Over the past two hundred years, the purchasing function of the City of Baltimore has been performed in many diverse ways, each agency originally having the authority to place their requirement orders as they saw fit.

In a special session of the Board of Estimates on September 4, 1913, the then Comptroller, Mr. James F. Thrift, received permission to appoint Mr. Charles Wilson to the position of Purchasing Agent.

An article appearing in the publication "MUNICIPAL JOURNAL" stated that: "The new Storekeeper’s Department to be put into operation in 1914 has been established. This promises to be a money—saver to the City as the result of systematized and standardized buying of supplies in bulk instead of by individual departmental action. The establishment of such a bureau has been a hobby of the Mayor, he considers it - business-like."

A subsequent article describes an apparent "first inventory" in the City, conducted by Mr. Wilson, showing the various agencies having approximately $162,815.00 worth of common items scattered throughout their warehouses, as of March 1, 1914.

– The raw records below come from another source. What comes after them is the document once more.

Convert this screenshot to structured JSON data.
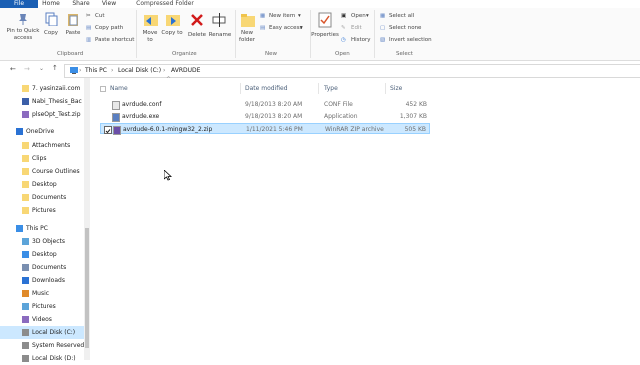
{
  "tabs": {
    "file": "File",
    "home": "Home",
    "share": "Share",
    "view": "View",
    "context": "Compressed Folder Tools"
  },
  "ribbon": {
    "pin_quick_access": "Pin to Quick access",
    "copy": "Copy",
    "paste": "Paste",
    "cut": "Cut",
    "copy_path": "Copy path",
    "paste_shortcut": "Paste shortcut",
    "clipboard_label": "Clipboard",
    "move_to": "Move to",
    "copy_to": "Copy to",
    "delete": "Delete",
    "rename": "Rename",
    "organize_label": "Organize",
    "new_folder": "New folder",
    "new_item": "New item",
    "easy_access": "Easy access",
    "new_label": "New",
    "properties": "Properties",
    "open": "Open",
    "edit": "Edit",
    "history": "History",
    "open_label": "Open",
    "select_all": "Select all",
    "select_none": "Select none",
    "invert_selection": "Invert selection",
    "select_label": "Select"
  },
  "address": {
    "this_pc": "This PC",
    "local_disk": "Local Disk (C:)",
    "folder": "AVRDUDE"
  },
  "nav": {
    "items": [
      {
        "label": "7. yasinzaii.com",
        "icon": "folder-icon"
      },
      {
        "label": "Nabi_Thesis_Bac",
        "icon": "file-icon"
      },
      {
        "label": "plseOpt_Test.zip",
        "icon": "zip-icon"
      },
      {
        "label": "OneDrive",
        "icon": "cloud-icon"
      },
      {
        "label": "Attachments",
        "icon": "folder-icon"
      },
      {
        "label": "Clips",
        "icon": "folder-icon"
      },
      {
        "label": "Course Outlines",
        "icon": "folder-icon"
      },
      {
        "label": "Desktop",
        "icon": "folder-icon"
      },
      {
        "label": "Documents",
        "icon": "folder-icon"
      },
      {
        "label": "Pictures",
        "icon": "folder-icon"
      },
      {
        "label": "This PC",
        "icon": "pc-icon"
      },
      {
        "label": "3D Objects",
        "icon": "cube-icon"
      },
      {
        "label": "Desktop",
        "icon": "desktop-icon"
      },
      {
        "label": "Documents",
        "icon": "documents-icon"
      },
      {
        "label": "Downloads",
        "icon": "download-icon"
      },
      {
        "label": "Music",
        "icon": "music-icon"
      },
      {
        "label": "Pictures",
        "icon": "pictures-icon"
      },
      {
        "label": "Videos",
        "icon": "videos-icon"
      },
      {
        "label": "Local Disk (C:)",
        "icon": "drive-icon"
      },
      {
        "label": "System Reserved",
        "icon": "drive-icon"
      },
      {
        "label": "Local Disk (D:)",
        "icon": "drive-icon"
      }
    ]
  },
  "columns": {
    "name": "Name",
    "date": "Date modified",
    "type": "Type",
    "size": "Size"
  },
  "files": [
    {
      "name": "avrdude.conf",
      "date": "9/18/2013 8:20 AM",
      "type": "CONF File",
      "size": "452 KB"
    },
    {
      "name": "avrdude.exe",
      "date": "9/18/2013 8:20 AM",
      "type": "Application",
      "size": "1,307 KB"
    },
    {
      "name": "avrdude-6.0.1-mingw32_2.zip",
      "date": "1/11/2021 5:46 PM",
      "type": "WinRAR ZIP archive",
      "size": "505 KB"
    }
  ],
  "colors": {
    "accent": "#1a5fb4",
    "selection": "#cce8ff",
    "selection_border": "#99d1ff"
  }
}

An especially appointed committee had reported on the standardization of certain materials and that on and after May 15, 1914, all departments of the city would be required to purchase the following materials from the Storekeepers’ supply:

Long-handled shovels; Short handled shovels; Picks; Pick handles; Lanterns and globes; Nails, all weights; Soap, all grades; Corn brooms; Mops and handles; Rattan Brooms, 16 inches; Toilet Paper

The first official request for sealed proposals for General Supplies by the Storekeeper was formally advertised to be opened on July 15, 1914, for paints, oils, soap, pipe and pipe fittings.

A subsequent article appeared in the Journal giving a summary of the last six month’s activity for the City’s Storekeeper’s Department, which under an expansion role had saved the City approximately $2,246.09 on purchases made in the last five months and with a new form introduced during this period, an additional $432.89 saved in discounting of bills.

At that time the Storekeeping Department consisted of: the Storekeeper, one driver, and one laborer: the total annual salary was $2,444.00.

In July 1913, the Mayor informed all department heads that he was having the Storekeeper report directly to him to assure their compliance with the new procedures.

In 1916, the Board of Estimates appointee Mr. Philip W. Tucker, City Purchasing Agent, reporting directly to the Board of Awards, and requiring that all contracts for $500.00 and over be subject to the Board of Awards’ approval and that they must be solicited competitively. The Board of Awards was to exercise supervisory control over smaller purchases which must be processed through the City Purchasing Agent.

In April, the City Purchasing Agent introduced the use of the Daily Bulletin System of posting prominently in the City Hall, the requirements of certain commodities, and the specific days of their purchase. In June of the same year, the Mayor appointed a select committee to standardize the City’s common item requirements.

1918 saw the preparation and acceptance of the revisions to the City Charter including the formulation of the bidding procedures which for the most part, prevailed to date.

The purchasing functions continued under the aegis of the Board of Awards until 1927 when it was recreated as a separate agency titled "The Central Purchasing Bureau".

As a result of the 1964 revision of the City Charter, which redefined the City’s General Powers (Art. I), it also created the Department of Finance.

The Bureau of Purchases was then made a responsibility of the Department of Finance, by empowering the Director — "to appoint such assistants and employees as may be provided for in the Ordinances of Estimates and shall perform the duties and exercise the powers which are herein or may hereafter be imposed or conferred upon the Department of Finance."

This has been the authority for the origin of the Bureau of Purchases as it now exists, through various Charter amendments.

The provisions of the City Charter Article VII, chapter 14, sub-paragraphs (a), (b), (c) and (d) which relate to Purchasing, in essence, conveys the authority (Laws of Agencies) that are now being exercised by the Department of Finance and the delegation of those powers and duties as outlined by the Director, were passed on to the Bureau of Purchases. It is under these that the Bureau of purchases now functions."

Excerpt from "A Brief Resume of the History of the Bureau of Purchases," Bureau of Purchases Manual, Systems and Procedures" 1988.